◆ **Exercise goal**
What lines in the entries below contain the word "count"? Copy all of them.

--------

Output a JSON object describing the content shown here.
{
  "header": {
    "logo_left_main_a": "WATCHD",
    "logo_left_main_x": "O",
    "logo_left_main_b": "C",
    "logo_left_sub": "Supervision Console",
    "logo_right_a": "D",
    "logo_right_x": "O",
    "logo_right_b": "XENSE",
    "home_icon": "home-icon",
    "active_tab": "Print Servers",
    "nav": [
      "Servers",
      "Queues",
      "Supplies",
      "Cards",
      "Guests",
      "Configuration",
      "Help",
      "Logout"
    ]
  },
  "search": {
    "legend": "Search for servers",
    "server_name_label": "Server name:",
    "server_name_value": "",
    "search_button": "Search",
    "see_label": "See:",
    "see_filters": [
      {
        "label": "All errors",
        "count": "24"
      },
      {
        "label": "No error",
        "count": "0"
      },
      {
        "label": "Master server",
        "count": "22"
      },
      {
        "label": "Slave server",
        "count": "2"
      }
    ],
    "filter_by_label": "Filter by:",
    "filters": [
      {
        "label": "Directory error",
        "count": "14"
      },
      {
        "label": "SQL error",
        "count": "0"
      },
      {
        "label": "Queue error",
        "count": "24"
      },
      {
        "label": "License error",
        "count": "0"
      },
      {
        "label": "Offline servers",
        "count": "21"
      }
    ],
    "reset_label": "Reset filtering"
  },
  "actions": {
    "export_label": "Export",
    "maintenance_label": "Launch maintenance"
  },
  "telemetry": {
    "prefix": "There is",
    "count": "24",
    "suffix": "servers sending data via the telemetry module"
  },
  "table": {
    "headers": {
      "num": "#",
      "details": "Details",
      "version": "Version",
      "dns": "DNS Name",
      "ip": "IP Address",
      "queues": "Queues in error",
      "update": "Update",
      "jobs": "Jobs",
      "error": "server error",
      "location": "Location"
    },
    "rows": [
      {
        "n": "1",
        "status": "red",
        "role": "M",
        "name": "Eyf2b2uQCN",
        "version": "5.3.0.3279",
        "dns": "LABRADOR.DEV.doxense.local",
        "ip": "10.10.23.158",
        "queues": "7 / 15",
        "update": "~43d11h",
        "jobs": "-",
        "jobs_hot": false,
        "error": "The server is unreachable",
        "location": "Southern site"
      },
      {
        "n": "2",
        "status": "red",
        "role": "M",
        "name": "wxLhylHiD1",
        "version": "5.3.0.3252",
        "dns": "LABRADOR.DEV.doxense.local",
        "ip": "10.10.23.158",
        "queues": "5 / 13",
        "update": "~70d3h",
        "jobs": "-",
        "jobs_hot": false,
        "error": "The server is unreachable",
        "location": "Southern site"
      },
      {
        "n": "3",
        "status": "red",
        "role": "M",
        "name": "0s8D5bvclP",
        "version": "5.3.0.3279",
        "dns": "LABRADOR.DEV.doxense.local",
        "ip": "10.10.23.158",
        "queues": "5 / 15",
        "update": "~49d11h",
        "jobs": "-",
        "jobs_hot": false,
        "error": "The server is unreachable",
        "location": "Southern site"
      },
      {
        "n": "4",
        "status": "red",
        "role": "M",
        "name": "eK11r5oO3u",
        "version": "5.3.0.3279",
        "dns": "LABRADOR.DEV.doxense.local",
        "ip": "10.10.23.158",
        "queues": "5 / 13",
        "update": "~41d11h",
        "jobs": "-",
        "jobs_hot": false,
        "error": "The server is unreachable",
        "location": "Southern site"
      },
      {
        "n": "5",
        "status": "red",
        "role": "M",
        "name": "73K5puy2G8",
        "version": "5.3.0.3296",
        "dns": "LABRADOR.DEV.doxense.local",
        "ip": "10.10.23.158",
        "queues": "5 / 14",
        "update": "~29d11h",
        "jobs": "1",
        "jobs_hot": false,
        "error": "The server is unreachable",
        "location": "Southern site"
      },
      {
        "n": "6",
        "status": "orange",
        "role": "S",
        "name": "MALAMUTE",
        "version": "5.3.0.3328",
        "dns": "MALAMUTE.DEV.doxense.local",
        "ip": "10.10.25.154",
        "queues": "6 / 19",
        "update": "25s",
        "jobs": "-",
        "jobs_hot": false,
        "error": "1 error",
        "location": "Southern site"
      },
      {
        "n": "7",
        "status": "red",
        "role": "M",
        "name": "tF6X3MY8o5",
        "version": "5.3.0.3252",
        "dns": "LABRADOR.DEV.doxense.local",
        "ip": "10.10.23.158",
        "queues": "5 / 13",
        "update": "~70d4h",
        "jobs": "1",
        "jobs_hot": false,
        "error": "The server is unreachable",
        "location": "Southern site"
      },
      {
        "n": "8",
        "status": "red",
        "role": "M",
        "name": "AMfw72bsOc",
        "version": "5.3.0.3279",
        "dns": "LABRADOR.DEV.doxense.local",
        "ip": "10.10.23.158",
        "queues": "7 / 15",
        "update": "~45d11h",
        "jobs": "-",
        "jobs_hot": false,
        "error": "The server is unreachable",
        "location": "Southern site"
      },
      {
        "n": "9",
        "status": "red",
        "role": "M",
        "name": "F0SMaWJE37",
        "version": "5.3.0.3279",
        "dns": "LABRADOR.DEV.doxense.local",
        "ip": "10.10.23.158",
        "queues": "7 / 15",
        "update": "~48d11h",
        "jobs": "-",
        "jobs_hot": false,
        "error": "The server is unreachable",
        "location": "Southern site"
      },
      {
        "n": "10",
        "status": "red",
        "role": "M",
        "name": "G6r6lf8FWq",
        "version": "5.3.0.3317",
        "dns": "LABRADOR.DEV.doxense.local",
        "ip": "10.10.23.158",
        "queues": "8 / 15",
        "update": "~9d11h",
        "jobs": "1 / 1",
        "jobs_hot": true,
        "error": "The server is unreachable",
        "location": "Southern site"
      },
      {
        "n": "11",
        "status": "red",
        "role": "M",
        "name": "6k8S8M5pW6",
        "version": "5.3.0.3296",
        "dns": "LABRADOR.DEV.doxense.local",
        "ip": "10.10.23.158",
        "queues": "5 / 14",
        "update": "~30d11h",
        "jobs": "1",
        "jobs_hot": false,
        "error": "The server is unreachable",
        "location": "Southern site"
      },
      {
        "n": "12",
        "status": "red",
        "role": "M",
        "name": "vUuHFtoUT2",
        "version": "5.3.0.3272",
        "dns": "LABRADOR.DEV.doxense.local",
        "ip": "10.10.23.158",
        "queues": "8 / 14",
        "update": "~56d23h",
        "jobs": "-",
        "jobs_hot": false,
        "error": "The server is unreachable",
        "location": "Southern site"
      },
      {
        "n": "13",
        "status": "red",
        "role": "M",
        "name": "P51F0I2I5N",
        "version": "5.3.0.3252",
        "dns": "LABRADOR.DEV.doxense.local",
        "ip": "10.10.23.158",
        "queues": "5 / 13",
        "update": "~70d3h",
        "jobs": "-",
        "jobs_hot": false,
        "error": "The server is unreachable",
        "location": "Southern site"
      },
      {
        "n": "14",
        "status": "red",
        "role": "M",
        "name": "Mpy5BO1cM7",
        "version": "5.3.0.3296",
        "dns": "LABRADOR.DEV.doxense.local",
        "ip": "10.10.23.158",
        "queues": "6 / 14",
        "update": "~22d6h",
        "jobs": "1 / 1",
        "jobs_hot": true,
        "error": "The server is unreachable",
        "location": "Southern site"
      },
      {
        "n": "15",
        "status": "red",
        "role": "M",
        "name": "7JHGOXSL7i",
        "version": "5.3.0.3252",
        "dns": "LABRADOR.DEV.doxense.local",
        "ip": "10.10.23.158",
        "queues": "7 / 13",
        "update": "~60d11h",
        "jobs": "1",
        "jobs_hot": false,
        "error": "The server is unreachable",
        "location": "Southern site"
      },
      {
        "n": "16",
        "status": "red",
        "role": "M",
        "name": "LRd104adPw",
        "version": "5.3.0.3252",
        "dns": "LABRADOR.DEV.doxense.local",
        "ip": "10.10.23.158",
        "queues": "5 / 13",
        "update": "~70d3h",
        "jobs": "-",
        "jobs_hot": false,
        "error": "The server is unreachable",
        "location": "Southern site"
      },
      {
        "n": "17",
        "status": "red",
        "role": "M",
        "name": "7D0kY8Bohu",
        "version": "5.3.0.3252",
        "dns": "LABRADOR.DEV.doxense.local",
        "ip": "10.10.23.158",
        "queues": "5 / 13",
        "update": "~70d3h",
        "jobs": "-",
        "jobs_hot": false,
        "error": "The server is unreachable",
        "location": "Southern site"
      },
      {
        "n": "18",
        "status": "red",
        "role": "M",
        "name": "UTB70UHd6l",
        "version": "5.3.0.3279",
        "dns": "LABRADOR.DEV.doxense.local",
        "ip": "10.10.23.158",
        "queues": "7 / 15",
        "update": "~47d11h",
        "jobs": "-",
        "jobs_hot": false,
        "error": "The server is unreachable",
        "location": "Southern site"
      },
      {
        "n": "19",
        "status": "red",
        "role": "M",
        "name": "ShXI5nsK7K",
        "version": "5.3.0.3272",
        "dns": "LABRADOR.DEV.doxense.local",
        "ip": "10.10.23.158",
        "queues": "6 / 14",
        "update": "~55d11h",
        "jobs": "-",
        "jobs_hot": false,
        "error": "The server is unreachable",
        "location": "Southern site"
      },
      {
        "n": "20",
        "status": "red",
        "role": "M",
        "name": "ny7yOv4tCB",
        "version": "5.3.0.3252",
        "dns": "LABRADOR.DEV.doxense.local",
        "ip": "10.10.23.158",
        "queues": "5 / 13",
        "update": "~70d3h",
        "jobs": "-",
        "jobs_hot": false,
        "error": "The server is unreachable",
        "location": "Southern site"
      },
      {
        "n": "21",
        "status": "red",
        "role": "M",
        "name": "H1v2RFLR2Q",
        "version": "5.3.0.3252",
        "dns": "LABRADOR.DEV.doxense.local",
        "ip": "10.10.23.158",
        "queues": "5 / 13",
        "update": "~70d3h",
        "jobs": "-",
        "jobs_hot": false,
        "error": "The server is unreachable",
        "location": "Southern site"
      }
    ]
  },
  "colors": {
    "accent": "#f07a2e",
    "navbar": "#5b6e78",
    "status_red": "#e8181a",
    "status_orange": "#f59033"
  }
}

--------

◆ **Exercise result**
        "count": "24"
        "count": "0"
        "count": "22"
        "count": "2"
        "count": "14"
        "count": "0"
        "count": "24"
        "count": "0"
        "count": "21"
    "count": "24",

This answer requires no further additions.